Occasionally, all of us wonder what it’s like to be rich and famous, or at least act like it. “Those people,” you might think, “have at their disposal so many ways to flummox the tax authorities if they want to. Panamanian bearer shares corporations. Dutch sandwiches. Entities from the Isle of Man, the Caymans, or Bermuda perhaps.”
It turns out, however, that there are some very potent tax planning devices easily and legally available to Americans. They’re called Individual Retirement Accounts, or IRAs.

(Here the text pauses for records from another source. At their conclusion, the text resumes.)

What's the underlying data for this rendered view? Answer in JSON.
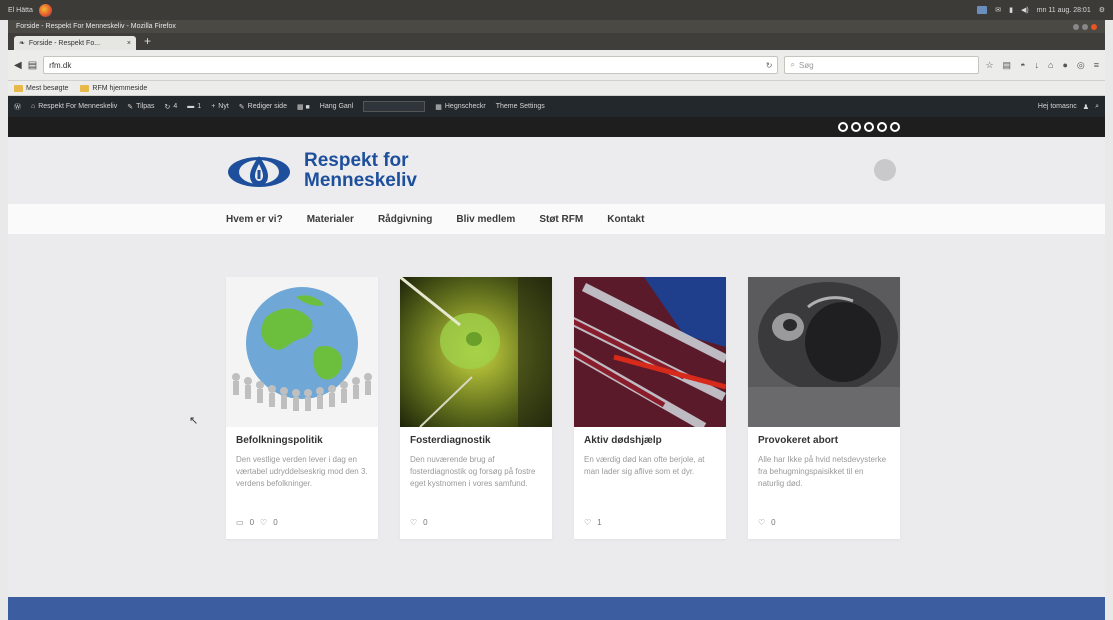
{
  "os_topbar": {
    "left_label": "El Hätta",
    "right_text": "mn 11 aug. 28:01"
  },
  "window": {
    "title": "Forside - Respekt For Menneskeliv - Mozilla Firefox"
  },
  "tab": {
    "label": "Forside - Respekt Fo...",
    "close": "×"
  },
  "navbar": {
    "url": "rfm.dk",
    "search_placeholder": "Søg"
  },
  "bookmarks": [
    {
      "label": "Mest besøgte"
    },
    {
      "label": "RFM hjemmeside"
    }
  ],
  "adminbar": {
    "site": "Respekt For Menneskeliv",
    "customize": "Tilpas",
    "updates": "4",
    "comments": "1",
    "new": "Nyt",
    "edit": "Rediger side",
    "search_label": "Hang Ganl",
    "theme_options": "Hegnscheckr",
    "theme_settings": "Theme Settings",
    "howdy": "Hej tomasnc"
  },
  "site": {
    "logo_line1": "Respekt for",
    "logo_line2": "Menneskeliv",
    "brand_color": "#1d4f9c",
    "menu": [
      {
        "label": "Hvem er vi?"
      },
      {
        "label": "Materialer"
      },
      {
        "label": "Rådgivning"
      },
      {
        "label": "Bliv medlem"
      },
      {
        "label": "Støt RFM"
      },
      {
        "label": "Kontakt"
      }
    ],
    "cards": [
      {
        "title": "Befolkningspolitik",
        "excerpt": "Den vestlige verden lever i dag en værtabel udryddelseskrig mod den 3. verdens befolkninger.",
        "comments": "0",
        "likes": "0"
      },
      {
        "title": "Fosterdiagnostik",
        "excerpt": "Den nuværende brug af fosterdiagnostik og forsøg på fostre eget kystnomen i vores samfund.",
        "comments": "",
        "likes": "0"
      },
      {
        "title": "Aktiv dødshjælp",
        "excerpt": "En værdig død kan ofte berjole, at man lader sig aflive som et dyr.",
        "comments": "",
        "likes": "1"
      },
      {
        "title": "Provokeret abort",
        "excerpt": "Alle har Ikke på hvid netsdevysterke fra behugmingspaisikket til en naturlig død.",
        "comments": "",
        "likes": "0"
      }
    ]
  }
}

IRAs come in two basic flavors. The first, the conventional IRA, is an account that you fund with pre-tax money. You take an income tax deduction when you put money into it, meaning that money escapes tax for the time being. That money stays in the account and grows, assuming it’s invested wisely. The tax needs to be paid whenever that money comes out of the account. It can come out when you are quite a bit older, perhaps when you are retired and aren’t making tons of other money so the tax bite won’t be bad as it would have been if you paid the tax on it when you earned the money back in the days when you were working.

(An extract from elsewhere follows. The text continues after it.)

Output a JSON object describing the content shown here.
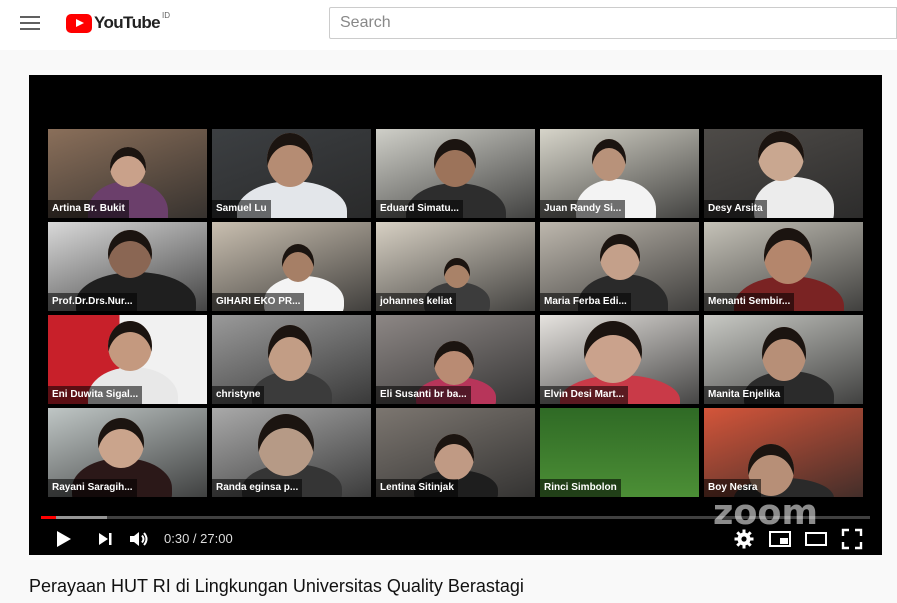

For most people, there is a limit of $6,000, varying by year, that can go into an IRA of either flavor. But there are exceptions. If you are self-employed, for example, the annual limit can be quite a bit higher.
The second flavor is the Roth IRA. This account is funded with money you already have paid tax on. But it gives you tax-free growth and tax-free distributions for the rest of your years. And then, when you die, your heirs get to live off a Roth IRA’s tax-free money for up to ten years. Again, there are annual limits on how much you can throw into this kind of account.
Finally, if you have a conventional IRA but you really want the benefits of a Roth, it’s possible to convert. The price, however, is that tax needs to be paid on the money that goes from the conventional to the Roth IRA, the same as if the money simply had come out of the conventional IRA as a distribution. If you are in a situation where your business has operating losses and the losses are just sitting on your income tax return gathering dust (which is not a terribly uncommon situation given the COVID-19 pandemic and the related lockdowns and restrictions in 2020) then converting your conventional IRA to Roth might simply result in absorbing the losses and not payment of lots more tax. The interesting thing is that there isn’t a limit on conversion, as long as the tax gets paid.
Perhaps the most extreme example is tech investor Peter Thiel. According to an article from ProPublica, Thiel parlayed a modest investment in a Roth IRA by having the IRA buy some shares in startup companies, one of which was PayPal. PayPal exploded in value, some of the PayPal shares were sold to invest in other startup companies, like Facebook Inc., and the cycle continued. That Roth IRA is now worth $5 billion. Not a penny of tax will be charged when the money comes out, as long as he doesn’t touch the account until he is aged 59-1/2.
Sure, he was one lucky (or brilliant, or both) fellow to be able to pick the winners successfully. But the point is that IRAs are available to ordinary people as well, and can yield decent tax benefits for ordinary people as well.
Tax is an extremely complicated beast, but it does have occasional features that can help many of us. It’s up to us to learn what they are and use them for our own advantage if appropriate.